from the `fpc`

package.

Perform the following steps to compare clustering methods.

First, install and load the `fpc`

package

#install.packages("fpc") library("fpc")

Next, retrieve the cluster validation statistics of clustering method:

cs = cluster.stats(dist(iris[1:4]), mb$classification)

Most often, we focus on using `within.cluster.ss`

and `avg.silwidth`

to validate the clustering method. The `within.cluster.ss`

measurement stands for the *within clusters sum* of squares, and `avg.silwidth`

represents the *average silhouette width*.

`within.cluster.ss`

measurement shows how closely related objects are in clusters; the smaller the value, the more closely related objects are within the cluster.`avg.silwidth`

is a measurement that considers how closely related objects are within the cluster and how clusters are separated from each other. The silhouette value usually ranges from 0 to 1; a value closer to 1 suggests the data is better clustered.

cs[c("within.cluster.ss","avg.silwidth")]

Finally, you can generate the cluster statistics of different clustering method and list them in a table.

**The relationship between k-means and GMM**

K-means can be expressed as a special case of the Gaussian mixture model. In general, the Gaussian mixture is more expressive because membership of a data item to a cluster is dependent on the shape of that cluster, not just its proximity.

As with k-means, training a Gaussian mixture model with EM can be quite sensitive to initial starting conditions. If we compare and contrast GMM to k-means, we’ll find a few more initial starting conditions in the former than in the latter. In particular, not only must the initial centroids be specified, but the initial covariance matrices and mixture weights must be specified also. Among other strategies, one approach is to run k-means and use the resultant centroids to determine the initial starting conditions for the Gaussian mixture model.

**Outcome**

A key feature of most clustering algorithms is that every point is assigned to a single cluster. But realistically, many datasets contain a large gray area, and mixture models are a way to capture that.

You can think of *Gaussian mixture models* as a version of *k-means* that captures the notion of a gray area and gives confidence levels whenever it assigns a point to a particular cluster.

Each cluster is modeled as a multivariate Gaussian distribution, and the model is specified by giving the following:

- The number of clusters.
- The fraction of all data points that are in each cluster.
- Each cluster’s mean and its d-by-d covariance matrix.

When training a GMM, the computer keeps a running confidence level of how likely each point is to be in each cluster, and it never decides them definitively: the mean and standard deviation for a cluster will be influenced by every point in the training data, but in proportion to how likely they are to be in that cluster. When it comes time to cluster a new point, you get out a confidence level for every cluster in your model.

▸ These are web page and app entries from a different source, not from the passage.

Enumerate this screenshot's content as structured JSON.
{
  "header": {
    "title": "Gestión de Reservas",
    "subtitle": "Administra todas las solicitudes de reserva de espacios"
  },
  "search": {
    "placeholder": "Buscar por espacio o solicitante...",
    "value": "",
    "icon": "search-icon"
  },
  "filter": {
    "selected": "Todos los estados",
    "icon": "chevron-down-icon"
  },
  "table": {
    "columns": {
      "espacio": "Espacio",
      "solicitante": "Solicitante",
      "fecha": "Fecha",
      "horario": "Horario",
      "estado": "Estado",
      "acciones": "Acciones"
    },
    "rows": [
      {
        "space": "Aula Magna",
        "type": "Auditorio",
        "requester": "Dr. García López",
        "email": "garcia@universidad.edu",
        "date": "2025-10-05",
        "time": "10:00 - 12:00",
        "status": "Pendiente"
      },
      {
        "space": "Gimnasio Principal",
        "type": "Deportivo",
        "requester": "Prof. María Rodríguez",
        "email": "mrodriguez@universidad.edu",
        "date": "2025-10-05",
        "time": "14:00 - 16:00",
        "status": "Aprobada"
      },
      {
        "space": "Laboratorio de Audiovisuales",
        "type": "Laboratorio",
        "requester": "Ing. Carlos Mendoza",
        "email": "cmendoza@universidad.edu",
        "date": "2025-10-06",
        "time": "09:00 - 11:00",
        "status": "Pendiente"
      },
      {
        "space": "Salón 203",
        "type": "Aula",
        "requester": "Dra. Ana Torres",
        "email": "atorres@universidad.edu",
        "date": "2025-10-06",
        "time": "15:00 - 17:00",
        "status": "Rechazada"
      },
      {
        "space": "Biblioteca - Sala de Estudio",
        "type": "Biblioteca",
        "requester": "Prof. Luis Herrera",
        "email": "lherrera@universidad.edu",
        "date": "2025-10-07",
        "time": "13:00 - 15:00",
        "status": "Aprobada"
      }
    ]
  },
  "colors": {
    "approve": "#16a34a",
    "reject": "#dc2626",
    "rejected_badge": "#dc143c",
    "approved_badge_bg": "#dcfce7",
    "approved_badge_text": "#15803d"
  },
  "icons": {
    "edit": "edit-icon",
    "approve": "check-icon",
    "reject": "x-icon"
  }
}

Mixture models have many of the same blessings and curses of k-means. They are simple to understand and implement. The computational costs are very light and can be done in a distributed way. They provide clear, understandable output that can be easily used to cluster additional points in the future. On the other hand, they both assume more-or-less convex clusters, and they are both liable to fall into local minimums when training.